Alkali bulrush
Scirpus robustus

The alkali bulrush is typically found in brackish marshes and its seeds have high food value for waterfowl. Its stem, like many sedges, is triangular and has alternate slender leaves growing on it. The florets are red-brown and clustered at the top of the stem with smaller leaves (typically three to four) coming out from the base of the florets. It blooms from late spring through the summer, and can grow five feet tall.

Brass button
Cotula coronopifolia

This low-lying herb is particularly abundant in brakckish marshes and is an important food plant for waterflow. Its common name, bass button, is attributed to its brassy yellow flower. The flowers bloom during the summer into winter and resemble daisy centers without rays.
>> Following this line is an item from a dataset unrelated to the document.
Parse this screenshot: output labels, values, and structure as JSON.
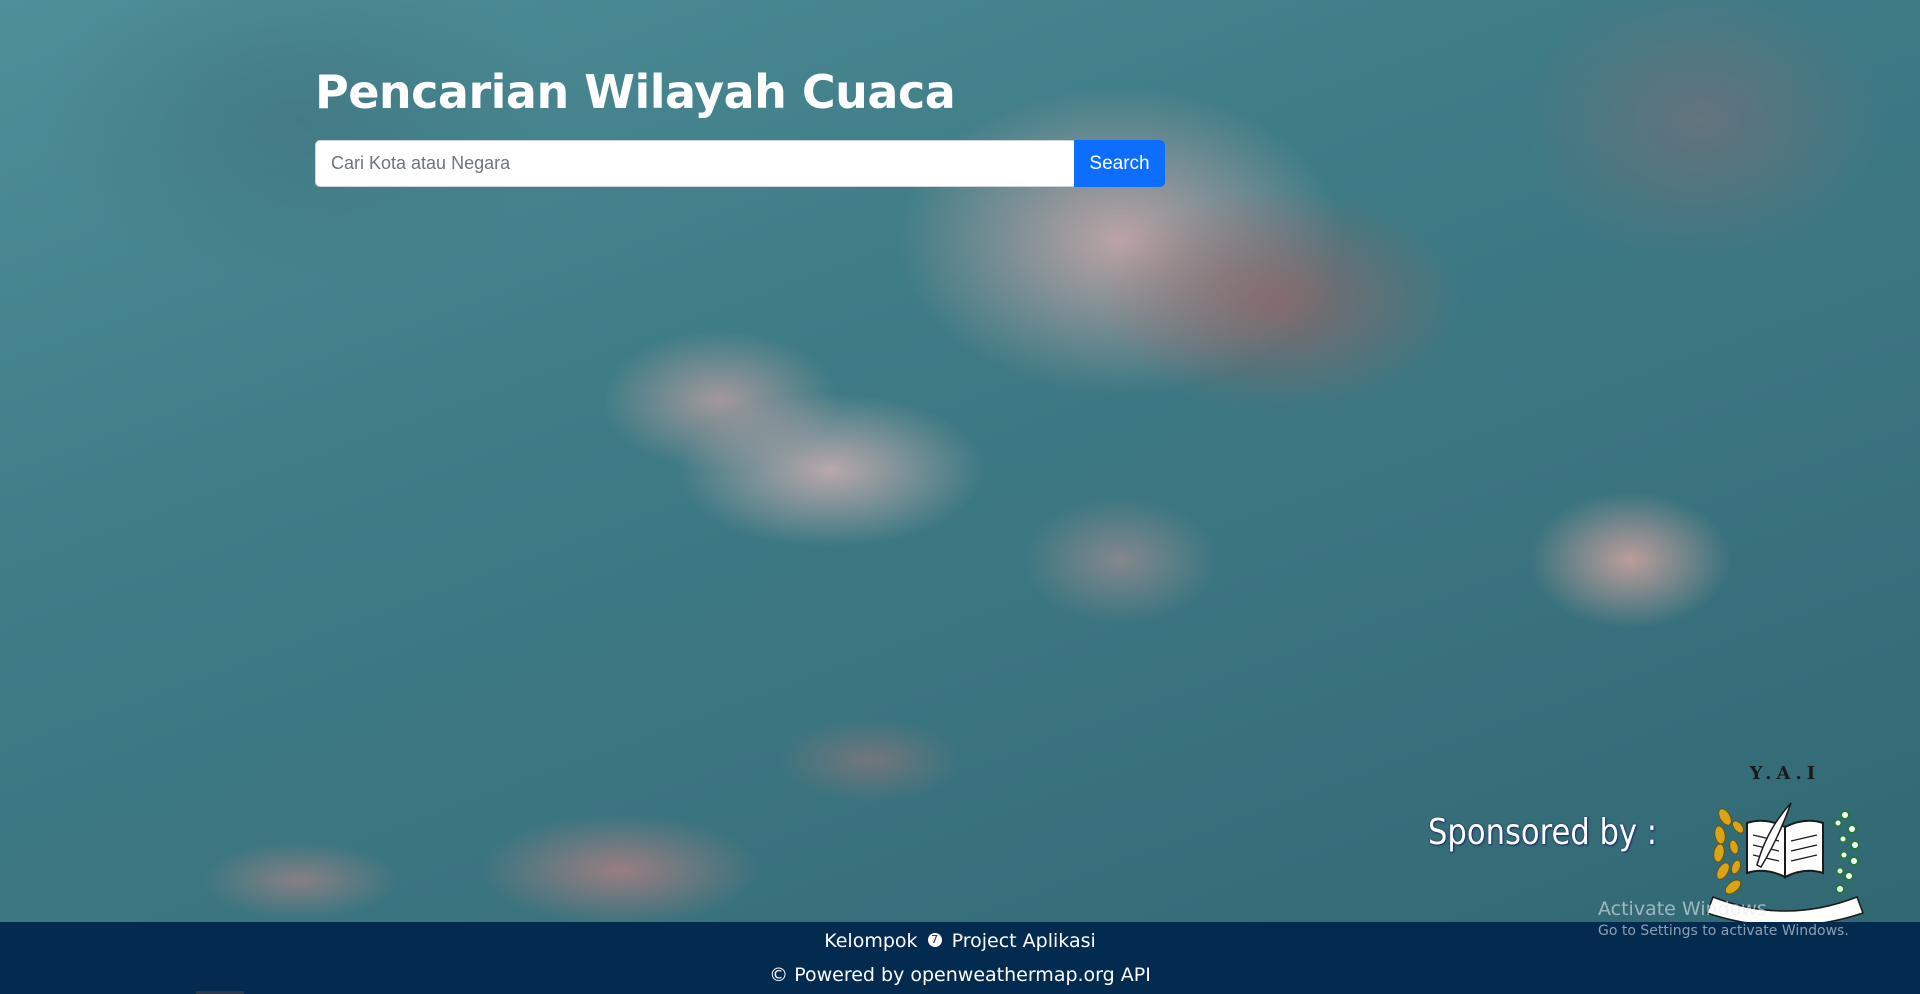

Its succulent stem have alternate leaves.

Jaumea carnosa

Superficially, Jaumea looks like pickleweed because it is low-lying and has succulent parts. Unlike pickleweed, Jaumea has succulent leaves (the pickleweed is leafless but has succulent stems). It is not as common as pickleweed in the Bay marshes.
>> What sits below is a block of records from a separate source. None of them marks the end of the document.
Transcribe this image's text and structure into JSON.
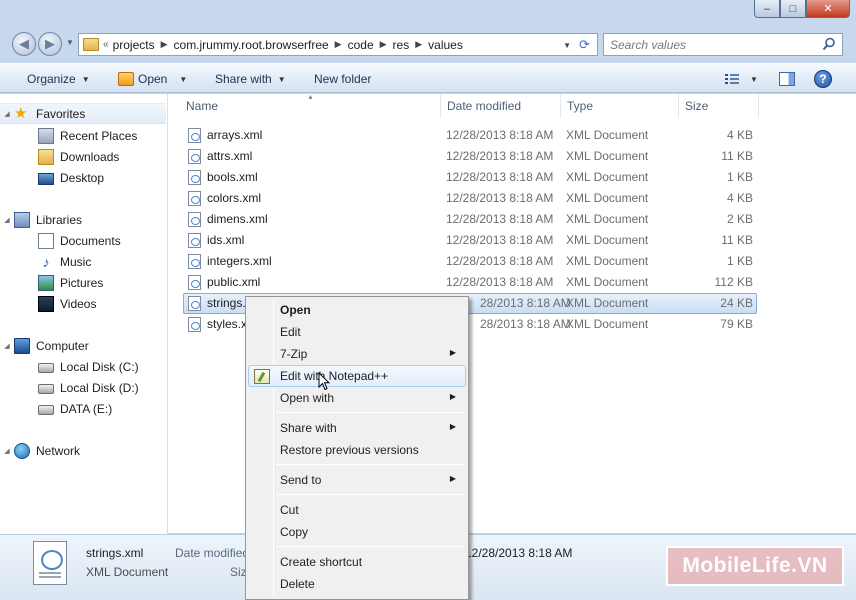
{
  "window": {
    "caption": {
      "minimize": "–",
      "maximize": "□",
      "close": "✕"
    }
  },
  "address": {
    "chevron": "«",
    "crumbs": [
      "projects",
      "com.jrummy.root.browserfree",
      "code",
      "res",
      "values"
    ],
    "search_placeholder": "Search values"
  },
  "toolbar": {
    "organize": "Organize",
    "open": "Open",
    "share_with": "Share with",
    "new_folder": "New folder"
  },
  "nav": {
    "favorites": "Favorites",
    "recent_places": "Recent Places",
    "downloads": "Downloads",
    "desktop": "Desktop",
    "libraries": "Libraries",
    "documents": "Documents",
    "music": "Music",
    "pictures": "Pictures",
    "videos": "Videos",
    "computer": "Computer",
    "local_c": "Local Disk (C:)",
    "local_d": "Local Disk (D:)",
    "data_e": "DATA (E:)",
    "network": "Network"
  },
  "columns": {
    "name": "Name",
    "date": "Date modified",
    "type": "Type",
    "size": "Size"
  },
  "files": [
    {
      "name": "arrays.xml",
      "date": "12/28/2013 8:18 AM",
      "type": "XML Document",
      "size": "4 KB"
    },
    {
      "name": "attrs.xml",
      "date": "12/28/2013 8:18 AM",
      "type": "XML Document",
      "size": "11 KB"
    },
    {
      "name": "bools.xml",
      "date": "12/28/2013 8:18 AM",
      "type": "XML Document",
      "size": "1 KB"
    },
    {
      "name": "colors.xml",
      "date": "12/28/2013 8:18 AM",
      "type": "XML Document",
      "size": "4 KB"
    },
    {
      "name": "dimens.xml",
      "date": "12/28/2013 8:18 AM",
      "type": "XML Document",
      "size": "2 KB"
    },
    {
      "name": "ids.xml",
      "date": "12/28/2013 8:18 AM",
      "type": "XML Document",
      "size": "11 KB"
    },
    {
      "name": "integers.xml",
      "date": "12/28/2013 8:18 AM",
      "type": "XML Document",
      "size": "1 KB"
    },
    {
      "name": "public.xml",
      "date": "12/28/2013 8:18 AM",
      "type": "XML Document",
      "size": "112 KB"
    },
    {
      "name": "strings.xml",
      "date": "28/2013 8:18 AM",
      "type": "XML Document",
      "size": "24 KB"
    },
    {
      "name": "styles.x",
      "date": "28/2013 8:18 AM",
      "type": "XML Document",
      "size": "79 KB"
    }
  ],
  "context_menu": {
    "open": "Open",
    "edit": "Edit",
    "seven_zip": "7-Zip",
    "edit_notepad": "Edit with Notepad++",
    "open_with": "Open with",
    "share_with": "Share with",
    "restore": "Restore previous versions",
    "send_to": "Send to",
    "cut": "Cut",
    "copy": "Copy",
    "create_shortcut": "Create shortcut",
    "delete": "Delete"
  },
  "details": {
    "name": "strings.xml",
    "type": "XML Document",
    "date_label": "Date modified",
    "size_label": "Siz",
    "date_value": "12/28/2013 8:18 AM"
  },
  "watermark": "MobileLife.VN"
}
Sea lavender
Limonium californicum

used with permission of

Relatively uncommon in the San Francisco Bay, the sea lavender (also called the marsh rosemary) is a distinctive high marsh plant. When in bloom during summer through early winter, it has delicate lavender or violet, five-petaled flower borne on lacy branches. The winter, it has delicate lavender or violet, five-petaled flower borne on lacy branches. The stems are leafless but it does have broad, leathery green leaves that grow at the base of the plant. The lower portion of the stem is reddish. Sea lavender grow to about 24 inches high. Since it occurs in the high marsh area, it is often found associated with saltgrass.

 Resource Links

List of San Francisco District Projects

An Introduction to Estuaries (National Estuarine Research)

The Young Scientist's Introduction to Wetlands

National Estuarine (NOAA)

Wetland Web Sites (SWS)

Wetland/Environmental ( Indiana University)

California Wetlands Information System
(California Resource Agency)

California Environmental Resources Evaluation System (CERES)

California Department of Water Resources